• PROBLEM REQUIREMENTS: Scan the following material for the string "Schedule" and copy each line in which it appears.

※ ※ ※

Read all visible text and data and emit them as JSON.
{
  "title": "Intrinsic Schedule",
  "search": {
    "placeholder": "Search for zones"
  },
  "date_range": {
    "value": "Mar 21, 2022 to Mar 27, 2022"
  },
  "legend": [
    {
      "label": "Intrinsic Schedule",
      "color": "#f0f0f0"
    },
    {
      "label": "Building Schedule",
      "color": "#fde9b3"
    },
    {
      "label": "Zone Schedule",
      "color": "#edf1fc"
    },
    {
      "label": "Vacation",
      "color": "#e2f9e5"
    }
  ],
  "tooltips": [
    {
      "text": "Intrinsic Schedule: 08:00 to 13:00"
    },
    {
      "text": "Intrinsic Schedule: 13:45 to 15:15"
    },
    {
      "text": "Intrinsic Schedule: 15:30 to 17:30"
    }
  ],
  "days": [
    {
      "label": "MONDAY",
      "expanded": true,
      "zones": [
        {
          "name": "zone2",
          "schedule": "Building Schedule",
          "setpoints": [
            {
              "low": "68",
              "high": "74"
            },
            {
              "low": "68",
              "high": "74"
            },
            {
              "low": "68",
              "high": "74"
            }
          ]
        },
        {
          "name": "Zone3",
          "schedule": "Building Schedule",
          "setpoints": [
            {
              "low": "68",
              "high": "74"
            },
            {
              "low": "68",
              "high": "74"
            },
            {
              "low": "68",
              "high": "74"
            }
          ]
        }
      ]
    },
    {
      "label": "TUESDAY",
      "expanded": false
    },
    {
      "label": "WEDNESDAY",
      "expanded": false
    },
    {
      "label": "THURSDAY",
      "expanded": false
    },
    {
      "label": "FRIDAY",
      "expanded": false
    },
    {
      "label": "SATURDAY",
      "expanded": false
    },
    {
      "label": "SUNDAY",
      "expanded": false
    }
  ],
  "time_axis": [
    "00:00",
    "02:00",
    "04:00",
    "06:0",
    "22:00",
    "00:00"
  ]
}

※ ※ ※

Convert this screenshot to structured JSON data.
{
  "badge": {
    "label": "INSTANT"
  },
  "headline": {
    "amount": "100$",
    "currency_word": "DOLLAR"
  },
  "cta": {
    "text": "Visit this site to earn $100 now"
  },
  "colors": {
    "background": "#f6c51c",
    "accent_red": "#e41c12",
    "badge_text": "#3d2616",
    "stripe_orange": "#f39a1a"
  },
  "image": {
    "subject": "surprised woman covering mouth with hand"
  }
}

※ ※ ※

• ANSWER BELOW:
  "title": "Intrinsic Schedule",
      "label": "Intrinsic Schedule",
      "label": "Building Schedule",
      "label": "Zone Schedule",
      "text": "Intrinsic Schedule: 08:00 to 13:00"
      "text": "Intrinsic Schedule: 13:45 to 15:15"
      "text": "Intrinsic Schedule: 15:30 to 17:30"
          "schedule": "Building Schedule",
          "schedule": "Building Schedule",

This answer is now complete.